### Task instructions
The answer must consist of every line from the data that holds "美国加利福尼亚州洛杉矶".
Material for this task START
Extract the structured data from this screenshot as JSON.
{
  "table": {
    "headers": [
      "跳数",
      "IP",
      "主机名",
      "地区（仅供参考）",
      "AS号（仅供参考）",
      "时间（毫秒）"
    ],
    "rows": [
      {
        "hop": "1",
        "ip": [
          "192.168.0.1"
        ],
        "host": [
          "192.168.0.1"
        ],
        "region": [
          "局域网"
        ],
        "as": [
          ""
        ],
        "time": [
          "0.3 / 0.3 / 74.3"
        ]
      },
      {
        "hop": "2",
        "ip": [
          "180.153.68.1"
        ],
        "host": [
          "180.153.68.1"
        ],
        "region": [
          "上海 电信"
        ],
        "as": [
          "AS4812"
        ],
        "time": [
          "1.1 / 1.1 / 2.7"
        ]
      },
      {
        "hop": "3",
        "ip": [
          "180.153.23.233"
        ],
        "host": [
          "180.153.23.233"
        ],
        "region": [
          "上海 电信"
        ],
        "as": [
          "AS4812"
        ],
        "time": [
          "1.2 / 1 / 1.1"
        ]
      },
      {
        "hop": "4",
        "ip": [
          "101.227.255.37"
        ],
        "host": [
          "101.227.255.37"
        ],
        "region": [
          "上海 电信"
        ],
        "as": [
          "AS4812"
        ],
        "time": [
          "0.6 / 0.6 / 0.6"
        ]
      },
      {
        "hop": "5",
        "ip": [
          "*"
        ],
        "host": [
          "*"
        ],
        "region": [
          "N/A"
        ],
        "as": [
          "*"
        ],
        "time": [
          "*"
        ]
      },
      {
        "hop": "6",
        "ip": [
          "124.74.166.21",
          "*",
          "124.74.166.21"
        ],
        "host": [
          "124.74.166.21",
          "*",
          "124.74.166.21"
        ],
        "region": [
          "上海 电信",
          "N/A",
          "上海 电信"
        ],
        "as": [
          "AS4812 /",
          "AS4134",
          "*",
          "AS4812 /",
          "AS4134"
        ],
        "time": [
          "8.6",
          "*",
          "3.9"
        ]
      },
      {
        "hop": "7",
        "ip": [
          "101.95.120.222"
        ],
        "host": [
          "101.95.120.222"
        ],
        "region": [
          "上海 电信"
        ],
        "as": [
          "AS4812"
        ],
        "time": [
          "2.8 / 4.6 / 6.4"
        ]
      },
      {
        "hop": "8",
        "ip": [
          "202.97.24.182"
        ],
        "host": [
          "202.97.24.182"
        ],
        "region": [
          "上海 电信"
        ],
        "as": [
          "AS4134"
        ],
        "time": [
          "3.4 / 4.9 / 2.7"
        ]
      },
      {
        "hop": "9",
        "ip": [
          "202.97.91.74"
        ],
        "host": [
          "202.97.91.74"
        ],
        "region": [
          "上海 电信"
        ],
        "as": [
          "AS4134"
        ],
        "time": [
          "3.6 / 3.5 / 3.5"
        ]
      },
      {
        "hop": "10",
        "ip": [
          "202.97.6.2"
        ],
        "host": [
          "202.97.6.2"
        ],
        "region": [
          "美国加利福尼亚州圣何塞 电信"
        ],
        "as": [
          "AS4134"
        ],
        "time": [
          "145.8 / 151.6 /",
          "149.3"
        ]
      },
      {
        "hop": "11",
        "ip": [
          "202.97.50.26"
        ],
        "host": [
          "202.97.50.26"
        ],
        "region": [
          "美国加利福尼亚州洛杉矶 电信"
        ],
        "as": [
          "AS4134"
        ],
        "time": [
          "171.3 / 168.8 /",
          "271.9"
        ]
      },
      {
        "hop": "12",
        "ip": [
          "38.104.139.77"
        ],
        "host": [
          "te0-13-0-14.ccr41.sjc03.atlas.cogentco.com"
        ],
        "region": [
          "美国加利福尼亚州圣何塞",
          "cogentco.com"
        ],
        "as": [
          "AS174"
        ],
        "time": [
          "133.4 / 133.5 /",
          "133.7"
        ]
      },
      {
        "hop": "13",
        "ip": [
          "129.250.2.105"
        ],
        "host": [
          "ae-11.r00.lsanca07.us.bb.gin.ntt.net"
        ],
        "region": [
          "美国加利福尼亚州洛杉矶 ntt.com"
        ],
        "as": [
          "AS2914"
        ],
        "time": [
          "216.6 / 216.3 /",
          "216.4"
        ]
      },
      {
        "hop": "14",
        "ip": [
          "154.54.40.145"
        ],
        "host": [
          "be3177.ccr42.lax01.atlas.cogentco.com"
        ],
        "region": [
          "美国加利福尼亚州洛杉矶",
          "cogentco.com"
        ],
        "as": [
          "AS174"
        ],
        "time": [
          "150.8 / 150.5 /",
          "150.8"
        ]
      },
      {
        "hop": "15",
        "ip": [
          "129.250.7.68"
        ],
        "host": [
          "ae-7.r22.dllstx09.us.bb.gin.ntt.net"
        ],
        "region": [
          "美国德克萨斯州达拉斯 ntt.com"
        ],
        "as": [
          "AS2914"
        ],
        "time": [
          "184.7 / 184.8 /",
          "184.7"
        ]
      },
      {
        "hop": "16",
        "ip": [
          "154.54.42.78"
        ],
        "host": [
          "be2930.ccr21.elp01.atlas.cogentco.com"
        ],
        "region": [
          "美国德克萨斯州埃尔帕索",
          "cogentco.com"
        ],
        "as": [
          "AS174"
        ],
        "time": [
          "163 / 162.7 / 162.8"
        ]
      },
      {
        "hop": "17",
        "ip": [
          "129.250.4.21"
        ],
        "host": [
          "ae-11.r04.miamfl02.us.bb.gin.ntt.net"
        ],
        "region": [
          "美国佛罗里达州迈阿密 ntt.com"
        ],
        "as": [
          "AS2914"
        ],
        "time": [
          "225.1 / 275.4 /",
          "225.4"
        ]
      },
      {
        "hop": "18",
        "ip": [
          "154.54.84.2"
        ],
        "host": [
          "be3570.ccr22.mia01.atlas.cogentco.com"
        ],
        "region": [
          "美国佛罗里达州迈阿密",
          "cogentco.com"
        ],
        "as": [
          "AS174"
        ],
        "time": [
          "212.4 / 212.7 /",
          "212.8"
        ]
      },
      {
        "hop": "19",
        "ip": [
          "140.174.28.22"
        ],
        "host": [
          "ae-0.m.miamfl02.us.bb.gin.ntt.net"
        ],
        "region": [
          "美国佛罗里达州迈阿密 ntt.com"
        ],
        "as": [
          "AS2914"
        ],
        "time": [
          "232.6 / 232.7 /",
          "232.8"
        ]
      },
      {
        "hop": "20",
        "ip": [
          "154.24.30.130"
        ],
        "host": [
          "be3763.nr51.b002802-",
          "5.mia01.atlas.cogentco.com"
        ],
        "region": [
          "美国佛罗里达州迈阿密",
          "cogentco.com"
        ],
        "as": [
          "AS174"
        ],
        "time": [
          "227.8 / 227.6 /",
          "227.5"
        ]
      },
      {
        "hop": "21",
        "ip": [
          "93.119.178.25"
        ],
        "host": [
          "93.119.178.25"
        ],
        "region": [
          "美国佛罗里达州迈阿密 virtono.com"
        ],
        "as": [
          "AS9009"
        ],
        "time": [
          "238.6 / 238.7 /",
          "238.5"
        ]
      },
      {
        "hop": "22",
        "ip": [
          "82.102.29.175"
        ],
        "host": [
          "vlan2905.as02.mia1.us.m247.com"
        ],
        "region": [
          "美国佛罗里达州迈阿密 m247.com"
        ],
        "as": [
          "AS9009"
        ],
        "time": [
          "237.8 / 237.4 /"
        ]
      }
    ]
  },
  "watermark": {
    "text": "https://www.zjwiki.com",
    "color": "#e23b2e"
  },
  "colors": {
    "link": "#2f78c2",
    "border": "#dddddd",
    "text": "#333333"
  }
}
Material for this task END
### Answer to the problem
          "美国加利福尼亚州洛杉矶 电信"
          "美国加利福尼亚州洛杉矶 ntt.com"
          "美国加利福尼亚州洛杉矶",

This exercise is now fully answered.